This can cause structural unemployment in China. But not only China loses out, also domestic consumers have less choice and the price rises to P+t, so that this might cause inflation. But this measure is effective to prevent the dumping, as “China is flooding the market with government subsidized” (line 4) Solar Panels. Also losers of the tariff could be U.S. energy producers, which are reliant on solar panels, so that this is a major threat to environmental sustainability, because efficiency of solar power is driven down, thus substitutes become more attractive and PED gets more elastic. As it were “the falling costs for solar panels” (line 28) made the solar panels more attractive to the industry and now the tariff leads to “higher prices for consumers” (line 32).
Seeing the advantages for the U.S. producers, they appreciate the tariff, because the heavily subsidized Chinese solar panel economy otherwise would drive them out of business in the longrun, shown by Diagram 2.
The Chinese producers gain market-share as S (domestic) shifts to S(domestic+subsidy), illustrated by the increase in area from a to a+b+e+f+g . The foreign market share falls from b+c+d to c+d. The occurring inefficiency through the subsidization is g, as this is the difference between S(world) and S(domestic) also here, there is structural unemployment in foreign supplier’s countries and consumers are affected by taxes, as they fund the subsidies. Therefore as a consequence the taxes might rise. This might lead to increased transport and therefore constraints to environmental sustainability as well.
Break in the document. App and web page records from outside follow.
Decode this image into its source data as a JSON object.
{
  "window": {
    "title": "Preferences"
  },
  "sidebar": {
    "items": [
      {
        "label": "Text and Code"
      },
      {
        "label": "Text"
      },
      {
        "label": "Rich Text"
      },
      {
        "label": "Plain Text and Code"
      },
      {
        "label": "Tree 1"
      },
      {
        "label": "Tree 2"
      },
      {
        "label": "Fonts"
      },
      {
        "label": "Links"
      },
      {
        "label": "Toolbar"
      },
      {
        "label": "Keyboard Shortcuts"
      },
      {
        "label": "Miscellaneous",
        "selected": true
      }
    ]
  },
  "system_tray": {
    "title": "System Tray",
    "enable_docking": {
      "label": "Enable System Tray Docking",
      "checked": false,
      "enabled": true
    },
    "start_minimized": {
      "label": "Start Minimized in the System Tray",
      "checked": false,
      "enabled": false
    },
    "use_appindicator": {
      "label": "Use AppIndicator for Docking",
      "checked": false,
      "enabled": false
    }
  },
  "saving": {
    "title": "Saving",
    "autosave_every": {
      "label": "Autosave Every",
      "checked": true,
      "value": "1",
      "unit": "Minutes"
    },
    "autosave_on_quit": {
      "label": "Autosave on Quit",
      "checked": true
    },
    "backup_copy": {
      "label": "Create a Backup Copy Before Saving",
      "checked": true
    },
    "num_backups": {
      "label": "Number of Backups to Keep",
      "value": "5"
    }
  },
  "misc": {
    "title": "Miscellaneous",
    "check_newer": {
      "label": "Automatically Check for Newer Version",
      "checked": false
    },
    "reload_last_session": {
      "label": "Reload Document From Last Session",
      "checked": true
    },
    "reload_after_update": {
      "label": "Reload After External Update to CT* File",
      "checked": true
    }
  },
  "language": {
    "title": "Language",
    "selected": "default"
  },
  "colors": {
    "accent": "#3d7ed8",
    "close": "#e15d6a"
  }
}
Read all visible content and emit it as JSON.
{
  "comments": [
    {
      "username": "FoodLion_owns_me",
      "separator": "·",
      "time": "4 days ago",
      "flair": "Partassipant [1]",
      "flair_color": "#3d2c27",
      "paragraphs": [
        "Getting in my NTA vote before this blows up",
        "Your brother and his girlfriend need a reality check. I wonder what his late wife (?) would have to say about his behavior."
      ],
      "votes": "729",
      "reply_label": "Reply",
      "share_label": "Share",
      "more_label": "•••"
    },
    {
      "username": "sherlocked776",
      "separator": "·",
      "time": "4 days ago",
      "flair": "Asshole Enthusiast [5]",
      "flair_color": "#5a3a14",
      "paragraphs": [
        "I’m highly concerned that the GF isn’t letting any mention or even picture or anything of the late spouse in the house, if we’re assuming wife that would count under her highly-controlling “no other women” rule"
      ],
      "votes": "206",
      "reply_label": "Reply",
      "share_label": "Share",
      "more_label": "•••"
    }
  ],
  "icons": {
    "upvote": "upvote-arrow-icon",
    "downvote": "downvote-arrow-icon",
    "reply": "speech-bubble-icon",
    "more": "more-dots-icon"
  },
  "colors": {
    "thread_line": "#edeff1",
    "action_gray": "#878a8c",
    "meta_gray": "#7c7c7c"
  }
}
Seeing both governments “working” against each other with protectionist measurements is not only harmful to the world as an economy, but also to the domestic economies of both countries. Although they could simply shift their labour in the U.S., if the restriction of labour mobility is non-existent and therefore structural unemployment would only be a short run factor, both spend their resources on this trade war, which is simply inefficiency and a misallocation of resources, hence a big threat to sustainability, because this trade war could in several years not only be about solar panels but a whole range of products, which affects a great number of people, seeing that the U.S. and China are the two biggest economies. This trade war is further reinforced by China wanting “to take America to the international trade court or WTO” (line 35).
So rather than producing what both countries have comparative advantages in, the U.S. commerce department tries to save a “sunset” industry, as the demand in Europe declines and Chinese competitors produce at prices lower than the manufacturing cost.
Concluding, both governments work against with counter-veiling protectionist measures, which must be critically evaluated as they slow down the economy. Although the U.S. can save more market share for them by using the measures, a lot of efficiency is lost and the resources could be allocated into sectors with comparative advantage, hence a problem of economic structure, as inefficient producers should close down. More importantly it is a threat to environmental sustainability, as it hinders the adoption of “green energy” with higher prices,“precisely at the moment that solar power is becoming competitive,”. (line 37-38).